- AIM OF THE TASK -
The copy has to match the data exactly and leave out every picture.

[Opening RECORDS FOR THE TASK section]

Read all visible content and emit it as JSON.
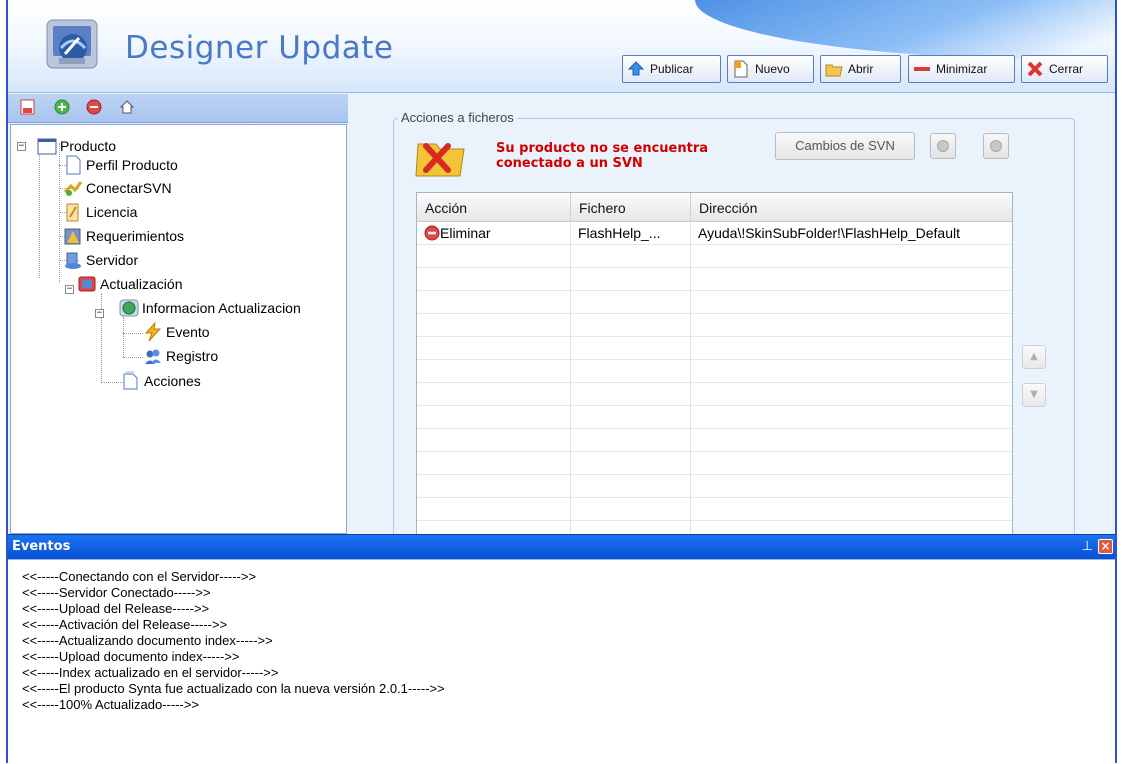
{
  "app": {
    "title": "Designer Update"
  },
  "toolbar": {
    "buttons": [
      {
        "label": "Publicar",
        "icon": "publish-icon"
      },
      {
        "label": "Nuevo",
        "icon": "new-document-icon"
      },
      {
        "label": "Abrir",
        "icon": "open-folder-icon"
      },
      {
        "label": "Minimizar",
        "icon": "minimize-icon"
      },
      {
        "label": "Cerrar",
        "icon": "close-x-icon"
      }
    ]
  },
  "tree": {
    "root": "Producto",
    "items": [
      "Perfil Producto",
      "ConectarSVN",
      "Licencia",
      "Requerimientos",
      "Servidor",
      "Actualización",
      "Informacion Actualizacion",
      "Evento",
      "Registro",
      "Acciones"
    ]
  },
  "main": {
    "group_title": "Acciones a ficheros",
    "warning": "Su producto no se encuentra conectado a un SVN",
    "svn_button": "Cambios de SVN",
    "columns": [
      "Acción",
      "Fichero",
      "Dirección"
    ],
    "rows": [
      {
        "accion": "Eliminar",
        "fichero": "FlashHelp_...",
        "direccion": "Ayuda\\!SkinSubFolder!\\FlashHelp_Default"
      }
    ]
  },
  "events": {
    "title": "Eventos",
    "lines": [
      "<<-----Conectando con el Servidor----->>",
      "<<-----Servidor Conectado----->>",
      "<<-----Upload del Release----->>",
      "<<-----Activación del Release----->>",
      "<<-----Actualizando documento index----->>",
      "<<-----Upload documento index----->>",
      "<<-----Index actualizado en el servidor----->>",
      "<<-----El producto Synta fue actualizado con la nueva versión 2.0.1----->>",
      "<<-----100% Actualizado----->>"
    ]
  },
  "colors": {
    "accent": "#0b5ee0",
    "warning_text": "#d00000",
    "title_blue": "#4a79c7"
  }
}
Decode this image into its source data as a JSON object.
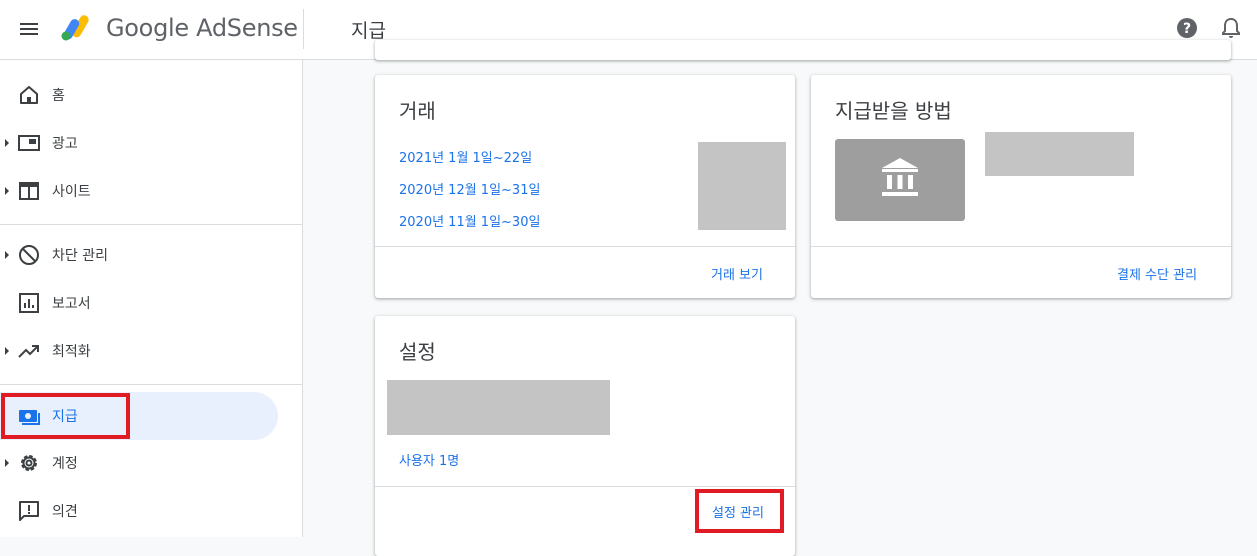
{
  "header": {
    "brand": "Google AdSense",
    "page_title": "지급"
  },
  "sidebar": {
    "items": [
      {
        "label": "홈",
        "icon": "home-icon"
      },
      {
        "label": "광고",
        "icon": "ads-icon"
      },
      {
        "label": "사이트",
        "icon": "sites-icon"
      },
      {
        "label": "차단 관리",
        "icon": "block-icon"
      },
      {
        "label": "보고서",
        "icon": "reports-icon"
      },
      {
        "label": "최적화",
        "icon": "trending-up-icon"
      },
      {
        "label": "지급",
        "icon": "payments-icon"
      },
      {
        "label": "계정",
        "icon": "gear-icon"
      },
      {
        "label": "의견",
        "icon": "feedback-icon"
      }
    ]
  },
  "transactions_card": {
    "title": "거래",
    "periods": [
      "2021년 1월 1일~22일",
      "2020년 12월 1일~31일",
      "2020년 11월 1일~30일"
    ],
    "action": "거래 보기"
  },
  "payment_method_card": {
    "title": "지급받을 방법",
    "action": "결제 수단 관리"
  },
  "settings_card": {
    "title": "설정",
    "users_link": "사용자 1명",
    "action": "설정 관리"
  },
  "colors": {
    "accent": "#1a73e8",
    "highlight": "#e01b24",
    "active_bg": "#e8f0fe"
  }
}
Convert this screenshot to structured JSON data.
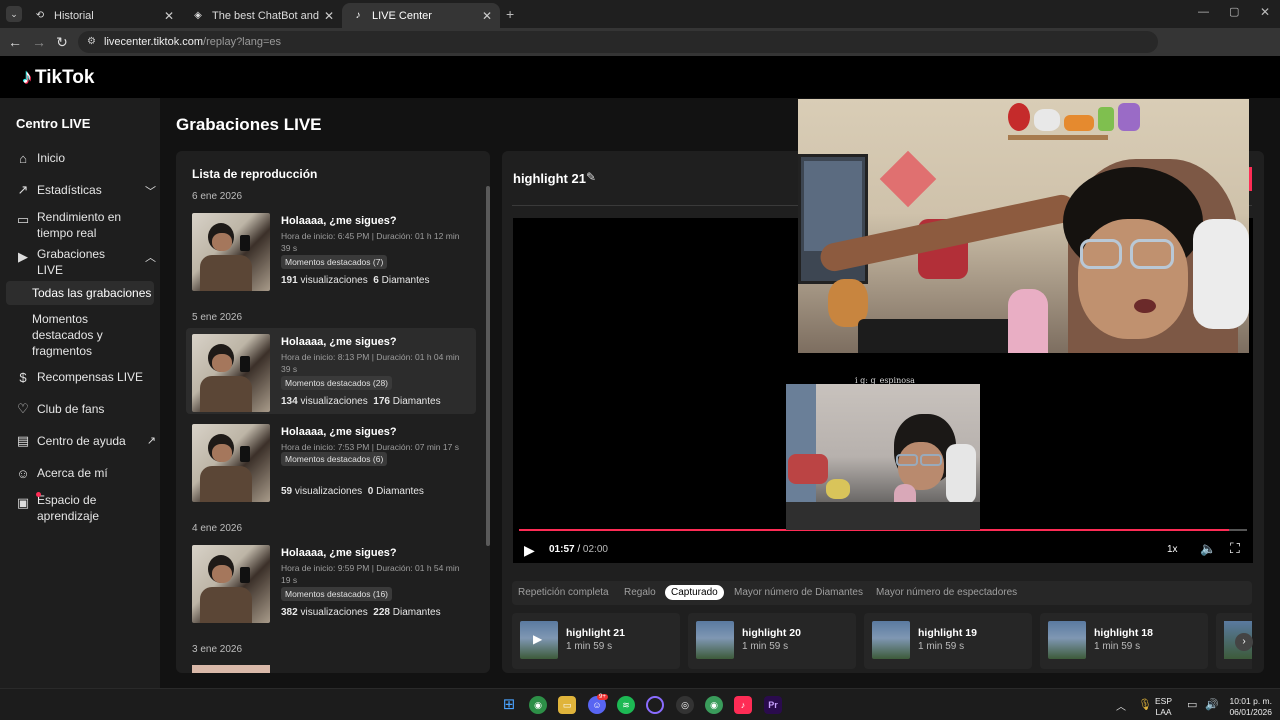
{
  "browser": {
    "tabs": [
      {
        "title": "Historial"
      },
      {
        "title": "The best ChatBot and Widgets"
      },
      {
        "title": "LIVE Center"
      }
    ],
    "url_host": "livecenter.tiktok.com",
    "url_path": "/replay?lang=es"
  },
  "brand": {
    "name": "TikTok"
  },
  "sidebar": {
    "title": "Centro LIVE",
    "items": [
      {
        "label": "Inicio",
        "icon": "home-icon"
      },
      {
        "label": "Estadísticas",
        "icon": "chart-icon"
      },
      {
        "label": "Rendimiento en tiempo real",
        "icon": "monitor-icon"
      },
      {
        "label": "Grabaciones LIVE",
        "icon": "recordings-icon"
      },
      {
        "label": "Recompensas LIVE",
        "icon": "dollar-icon"
      },
      {
        "label": "Club de fans",
        "icon": "heart-icon"
      },
      {
        "label": "Centro de ayuda",
        "icon": "book-icon"
      },
      {
        "label": "Acerca de mí",
        "icon": "person-icon"
      },
      {
        "label": "Espacio de aprendizaje",
        "icon": "learning-icon"
      }
    ],
    "subitems": [
      {
        "label": "Todas las grabaciones"
      },
      {
        "label": "Momentos destacados y fragmentos"
      }
    ]
  },
  "main": {
    "title": "Grabaciones LIVE"
  },
  "playlist": {
    "heading": "Lista de reproducción",
    "groups": [
      {
        "date": "6 ene 2026"
      },
      {
        "date": "5 ene 2026"
      },
      {
        "date": "4 ene 2026"
      },
      {
        "date": "3 ene 2026"
      }
    ],
    "records": [
      {
        "title": "Holaaaa, ¿me sigues?",
        "meta": "Hora de inicio: 6:45 PM | Duración: 01 h 12 min 39 s",
        "badge": "Momentos destacados (7)",
        "views": "191",
        "views_label": "visualizaciones",
        "diamonds": "6",
        "diamonds_label": "Diamantes"
      },
      {
        "title": "Holaaaa, ¿me sigues?",
        "meta": "Hora de inicio: 8:13 PM | Duración: 01 h 04 min 39 s",
        "badge": "Momentos destacados (28)",
        "views": "134",
        "views_label": "visualizaciones",
        "diamonds": "176",
        "diamonds_label": "Diamantes"
      },
      {
        "title": "Holaaaa, ¿me sigues?",
        "meta": "Hora de inicio: 7:53 PM | Duración: 07 min 17 s",
        "badge": "Momentos destacados (6)",
        "views": "59",
        "views_label": "visualizaciones",
        "diamonds": "0",
        "diamonds_label": "Diamantes"
      },
      {
        "title": "Holaaaa, ¿me sigues?",
        "meta": "Hora de inicio: 9:59 PM | Duración: 01 h 54 min 19 s",
        "badge": "Momentos destacados (16)",
        "views": "382",
        "views_label": "visualizaciones",
        "diamonds": "228",
        "diamonds_label": "Diamantes"
      }
    ]
  },
  "player": {
    "title": "highlight 21",
    "current_time": "01:57",
    "separator": " / ",
    "total_time": "02:00",
    "progress_fraction": 0.975,
    "speed": "1x",
    "camera_caption": "i g: g_espinosa",
    "tabs": [
      {
        "label": "Repetición completa"
      },
      {
        "label": "Regalo"
      },
      {
        "label": "Capturado"
      },
      {
        "label": "Mayor número de Diamantes"
      },
      {
        "label": "Mayor número de espectadores"
      }
    ],
    "clips": [
      {
        "name": "highlight 21",
        "duration": "1 min 59 s"
      },
      {
        "name": "highlight 20",
        "duration": "1 min 59 s"
      },
      {
        "name": "highlight 19",
        "duration": "1 min 59 s"
      },
      {
        "name": "highlight 18",
        "duration": "1 min 59 s"
      }
    ]
  },
  "taskbar": {
    "lang": "ESP",
    "lang_sub": "LAA",
    "time": "10:01 p. m.",
    "date": "06/01/2026",
    "discord_badge": "9+"
  },
  "colors": {
    "accent": "#fe2c55",
    "background": "#121212",
    "panel": "#1f1f1f"
  }
}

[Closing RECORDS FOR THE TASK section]

- OUTPUT -
Read all visible content and emit it as JSON.
{
  "app": {
    "title": "Designer Update"
  },
  "toolbar": {
    "buttons": [
      {
        "label": "Publicar",
        "icon": "publish-icon"
      },
      {
        "label": "Nuevo",
        "icon": "new-document-icon"
      },
      {
        "label": "Abrir",
        "icon": "open-folder-icon"
      },
      {
        "label": "Minimizar",
        "icon": "minimize-icon"
      },
      {
        "label": "Cerrar",
        "icon": "close-x-icon"
      }
    ]
  },
  "tree": {
    "root": "Producto",
    "items": [
      "Perfil Producto",
      "ConectarSVN",
      "Licencia",
      "Requerimientos",
      "Servidor",
      "Actualización",
      "Informacion Actualizacion",
      "Evento",
      "Registro",
      "Acciones"
    ]
  },
  "main": {
    "group_title": "Acciones a ficheros",
    "warning": "Su producto no se encuentra conectado a un SVN",
    "svn_button": "Cambios de SVN",
    "columns": [
      "Acción",
      "Fichero",
      "Dirección"
    ],
    "rows": [
      {
        "accion": "Eliminar",
        "fichero": "FlashHelp_...",
        "direccion": "Ayuda\\!SkinSubFolder!\\FlashHelp_Default"
      }
    ]
  },
  "events": {
    "title": "Eventos",
    "lines": [
      "<<-----Conectando con el Servidor----->>",
      "<<-----Servidor Conectado----->>",
      "<<-----Upload del Release----->>",
      "<<-----Activación del Release----->>",
      "<<-----Actualizando documento index----->>",
      "<<-----Upload documento index----->>",
      "<<-----Index actualizado en el servidor----->>",
      "<<-----El producto Synta fue actualizado con la nueva versión 2.0.1----->>",
      "<<-----100% Actualizado----->>"
    ]
  },
  "colors": {
    "accent": "#0b5ee0",
    "warning_text": "#d00000",
    "title_blue": "#4a79c7"
  }
}
Decode this image into its source data as a JSON object.
{
  "header": {
    "brand": "Google AdSense",
    "page_title": "지급"
  },
  "sidebar": {
    "items": [
      {
        "label": "홈",
        "icon": "home-icon"
      },
      {
        "label": "광고",
        "icon": "ads-icon"
      },
      {
        "label": "사이트",
        "icon": "sites-icon"
      },
      {
        "label": "차단 관리",
        "icon": "block-icon"
      },
      {
        "label": "보고서",
        "icon": "reports-icon"
      },
      {
        "label": "최적화",
        "icon": "trending-up-icon"
      },
      {
        "label": "지급",
        "icon": "payments-icon"
      },
      {
        "label": "계정",
        "icon": "gear-icon"
      },
      {
        "label": "의견",
        "icon": "feedback-icon"
      }
    ]
  },
  "transactions_card": {
    "title": "거래",
    "periods": [
      "2021년 1월 1일~22일",
      "2020년 12월 1일~31일",
      "2020년 11월 1일~30일"
    ],
    "action": "거래 보기"
  },
  "payment_method_card": {
    "title": "지급받을 방법",
    "action": "결제 수단 관리"
  },
  "settings_card": {
    "title": "설정",
    "users_link": "사용자 1명",
    "action": "설정 관리"
  },
  "colors": {
    "accent": "#1a73e8",
    "highlight": "#e01b24",
    "active_bg": "#e8f0fe"
  }
}
Convert this screenshot to structured JSON data.
{
  "browser": {
    "tabs": [
      {
        "title": "Historial"
      },
      {
        "title": "The best ChatBot and Widgets"
      },
      {
        "title": "LIVE Center"
      }
    ],
    "url_host": "livecenter.tiktok.com",
    "url_path": "/replay?lang=es"
  },
  "brand": {
    "name": "TikTok"
  },
  "sidebar": {
    "title": "Centro LIVE",
    "items": [
      {
        "label": "Inicio",
        "icon": "home-icon"
      },
      {
        "label": "Estadísticas",
        "icon": "chart-icon"
      },
      {
        "label": "Rendimiento en tiempo real",
        "icon": "monitor-icon"
      },
      {
        "label": "Grabaciones LIVE",
        "icon": "recordings-icon"
      },
      {
        "label": "Recompensas LIVE",
        "icon": "dollar-icon"
      },
      {
        "label": "Club de fans",
        "icon": "heart-icon"
      },
      {
        "label": "Centro de ayuda",
        "icon": "book-icon"
      },
      {
        "label": "Acerca de mí",
        "icon": "person-icon"
      },
      {
        "label": "Espacio de aprendizaje",
        "icon": "learning-icon"
      }
    ],
    "subitems": [
      {
        "label": "Todas las grabaciones"
      },
      {
        "label": "Momentos destacados y fragmentos"
      }
    ]
  },
  "main": {
    "title": "Grabaciones LIVE"
  },
  "playlist": {
    "heading": "Lista de reproducción",
    "groups": [
      {
        "date": "6 ene 2026"
      },
      {
        "date": "5 ene 2026"
      },
      {
        "date": "4 ene 2026"
      },
      {
        "date": "3 ene 2026"
      }
    ],
    "records": [
      {
        "title": "Holaaaa, ¿me sigues?",
        "meta": "Hora de inicio: 6:45 PM | Duración: 01 h 12 min 39 s",
        "badge": "Momentos destacados (7)",
        "views": "191",
        "views_label": "visualizaciones",
        "diamonds": "6",
        "diamonds_label": "Diamantes"
      },
      {
        "title": "Holaaaa, ¿me sigues?",
        "meta": "Hora de inicio: 8:13 PM | Duración: 01 h 04 min 39 s",
        "badge": "Momentos destacados (28)",
        "views": "134",
        "views_label": "visualizaciones",
        "diamonds": "176",
        "diamonds_label": "Diamantes"
      },
      {
        "title": "Holaaaa, ¿me sigues?",
        "meta": "Hora de inicio: 7:53 PM | Duración: 07 min 17 s",
        "badge": "Momentos destacados (6)",
        "views": "59",
        "views_label": "visualizaciones",
        "diamonds": "0",
        "diamonds_label": "Diamantes"
      },
      {
        "title": "Holaaaa, ¿me sigues?",
        "meta": "Hora de inicio: 9:59 PM | Duración: 01 h 54 min 19 s",
        "badge": "Momentos destacados (16)",
        "views": "382",
        "views_label": "visualizaciones",
        "diamonds": "228",
        "diamonds_label": "Diamantes"
      }
    ]
  },
  "player": {
    "title": "highlight 21",
    "current_time": "01:57",
    "separator": " / ",
    "total_time": "02:00",
    "progress_fraction": 0.975,
    "speed": "1x",
    "camera_caption": "i g: g_espinosa",
    "tabs": [
      {
        "label": "Repetición completa"
      },
      {
        "label": "Regalo"
      },
      {
        "label": "Capturado"
      },
      {
        "label": "Mayor número de Diamantes"
      },
      {
        "label": "Mayor número de espectadores"
      }
    ],
    "clips": [
      {
        "name": "highlight 21",
        "duration": "1 min 59 s"
      },
      {
        "name": "highlight 20",
        "duration": "1 min 59 s"
      },
      {
        "name": "highlight 19",
        "duration": "1 min 59 s"
      },
      {
        "name": "highlight 18",
        "duration": "1 min 59 s"
      }
    ]
  },
  "taskbar": {
    "lang": "ESP",
    "lang_sub": "LAA",
    "time": "10:01 p. m.",
    "date": "06/01/2026",
    "discord_badge": "9+"
  },
  "colors": {
    "accent": "#fe2c55",
    "background": "#121212",
    "panel": "#1f1f1f"
  }
}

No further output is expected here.